Wagner couple may be charged in toddler death under reporting lawAuthorities say girl's guardian failed to report her death in a timely manner; 12-year-old involved in case is guardian's son.
By: AP, The Associated Press
WAGNER — Prosecutors are considering using a new state law to charge the legal guardian of a slain 2-year-old rural Wagner girl and the woman’s husband with failing to promptly report the death to authorities.
A 12-year-old male cousin of the girl was taken into custody following her July Fourth death, which authorities have deemed a homicide. He has not been charged and is being held on a temporary custody order, said Charles Mix County State’s Attorney Pam Hein. She declined to elaborate, citing the boy’s age and the fact that if he is charged it will be in juvenile court, where proceedings are closed to the public.
The girl’s guardian, who is the boy’s mother, and her husband, who isn’t the father of either child, were being held on minor, unrelated charges, Hein told The Associated Press on Tuesday. She said she doesn’t think either adult has an attorney.
Hein said a “significant” number of hours passed before police were notified about the girl’s death. She said decisions on charges against the boy and the two adults hinge on autopsy results and reports from more than a dozen local and state law officers working the case.
“There’s a lot of speculation and a lot of rumor (and) we’re just trying to clear that up,” she said.
Authorities have not identified the adults or the children involved. Four other children who lived in the home were placed in protective custody, Hein said. Under a state law passed earlier this year, a parent or guardian who knowingly fails to report a child’s death within six hours could face a felony charge punishable by up to five years in prison.

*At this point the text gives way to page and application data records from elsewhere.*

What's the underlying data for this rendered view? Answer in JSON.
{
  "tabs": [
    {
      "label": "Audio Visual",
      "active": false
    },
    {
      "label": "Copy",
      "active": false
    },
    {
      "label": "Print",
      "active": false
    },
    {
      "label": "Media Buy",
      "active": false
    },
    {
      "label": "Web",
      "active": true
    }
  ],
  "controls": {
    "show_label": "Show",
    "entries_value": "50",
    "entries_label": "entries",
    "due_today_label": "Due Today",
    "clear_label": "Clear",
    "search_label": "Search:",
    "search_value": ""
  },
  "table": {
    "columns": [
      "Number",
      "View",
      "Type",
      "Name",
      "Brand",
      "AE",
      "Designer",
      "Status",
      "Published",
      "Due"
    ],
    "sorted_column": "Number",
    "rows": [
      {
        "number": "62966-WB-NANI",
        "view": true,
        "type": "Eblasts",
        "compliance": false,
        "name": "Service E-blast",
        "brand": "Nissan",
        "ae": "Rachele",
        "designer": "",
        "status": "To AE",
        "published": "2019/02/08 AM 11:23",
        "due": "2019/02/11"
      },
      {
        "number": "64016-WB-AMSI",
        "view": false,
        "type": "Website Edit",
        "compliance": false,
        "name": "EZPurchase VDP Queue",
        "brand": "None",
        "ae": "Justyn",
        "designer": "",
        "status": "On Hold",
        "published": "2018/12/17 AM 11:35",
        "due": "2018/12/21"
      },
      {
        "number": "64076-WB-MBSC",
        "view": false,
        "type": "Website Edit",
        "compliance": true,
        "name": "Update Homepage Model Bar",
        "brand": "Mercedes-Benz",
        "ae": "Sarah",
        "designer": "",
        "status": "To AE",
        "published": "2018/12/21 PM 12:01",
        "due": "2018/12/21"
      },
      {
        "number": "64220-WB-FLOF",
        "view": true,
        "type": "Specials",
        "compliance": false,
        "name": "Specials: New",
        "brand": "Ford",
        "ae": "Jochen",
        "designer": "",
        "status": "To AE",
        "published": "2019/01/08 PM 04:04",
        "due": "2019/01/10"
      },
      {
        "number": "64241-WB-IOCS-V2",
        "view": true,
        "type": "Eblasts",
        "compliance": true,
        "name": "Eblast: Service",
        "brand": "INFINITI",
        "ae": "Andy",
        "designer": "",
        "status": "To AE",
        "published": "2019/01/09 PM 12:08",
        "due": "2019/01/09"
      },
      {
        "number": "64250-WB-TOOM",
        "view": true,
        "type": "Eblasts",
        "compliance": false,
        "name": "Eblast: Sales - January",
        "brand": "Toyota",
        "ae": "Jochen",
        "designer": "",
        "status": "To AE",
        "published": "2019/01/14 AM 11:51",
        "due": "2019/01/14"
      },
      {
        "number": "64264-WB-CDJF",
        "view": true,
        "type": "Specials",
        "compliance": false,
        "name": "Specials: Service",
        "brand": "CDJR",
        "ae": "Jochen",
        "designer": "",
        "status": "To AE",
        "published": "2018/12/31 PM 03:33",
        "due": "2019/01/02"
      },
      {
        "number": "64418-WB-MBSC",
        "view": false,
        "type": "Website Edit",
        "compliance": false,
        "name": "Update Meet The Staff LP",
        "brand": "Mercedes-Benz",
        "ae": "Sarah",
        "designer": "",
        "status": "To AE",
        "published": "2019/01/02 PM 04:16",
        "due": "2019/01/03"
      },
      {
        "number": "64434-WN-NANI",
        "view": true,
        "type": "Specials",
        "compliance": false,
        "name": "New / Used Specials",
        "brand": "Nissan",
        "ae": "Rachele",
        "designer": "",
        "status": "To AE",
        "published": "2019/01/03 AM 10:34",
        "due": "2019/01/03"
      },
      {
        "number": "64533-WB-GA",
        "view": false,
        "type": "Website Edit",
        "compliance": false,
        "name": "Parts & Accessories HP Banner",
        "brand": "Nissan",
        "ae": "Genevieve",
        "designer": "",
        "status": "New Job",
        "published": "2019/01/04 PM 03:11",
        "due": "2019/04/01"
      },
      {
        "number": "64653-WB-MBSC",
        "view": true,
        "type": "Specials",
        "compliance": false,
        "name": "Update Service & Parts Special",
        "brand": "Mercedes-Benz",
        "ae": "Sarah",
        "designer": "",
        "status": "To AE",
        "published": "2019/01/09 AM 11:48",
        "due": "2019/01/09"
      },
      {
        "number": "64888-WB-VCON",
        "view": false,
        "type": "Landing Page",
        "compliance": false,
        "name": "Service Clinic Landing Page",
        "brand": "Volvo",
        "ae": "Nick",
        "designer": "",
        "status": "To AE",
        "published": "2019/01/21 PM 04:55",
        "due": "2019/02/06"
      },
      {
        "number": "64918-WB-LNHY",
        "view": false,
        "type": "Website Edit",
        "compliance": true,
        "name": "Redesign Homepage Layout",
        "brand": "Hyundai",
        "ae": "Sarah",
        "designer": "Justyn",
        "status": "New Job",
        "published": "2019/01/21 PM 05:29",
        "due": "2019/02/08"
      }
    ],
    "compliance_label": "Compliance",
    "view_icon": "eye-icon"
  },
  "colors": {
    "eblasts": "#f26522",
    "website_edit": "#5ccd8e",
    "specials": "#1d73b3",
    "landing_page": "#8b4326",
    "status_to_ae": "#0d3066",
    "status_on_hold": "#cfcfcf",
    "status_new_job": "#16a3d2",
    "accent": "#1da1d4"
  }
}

South Dakota’s new law is modeled after “Caylee’s Law,” which was passed in Florida in response to the death of 2-year-old Caylee Anthony, who wasn’t reported missing until 31 days after she vanished in 2008 in Orlando. South Dakota’s law, which also makes failure to report a missing child within 48 hours a misdemeanor, has not yet been used, though there are “a few” open cases in the state where it might apply, Attorney General Marty Jackley said.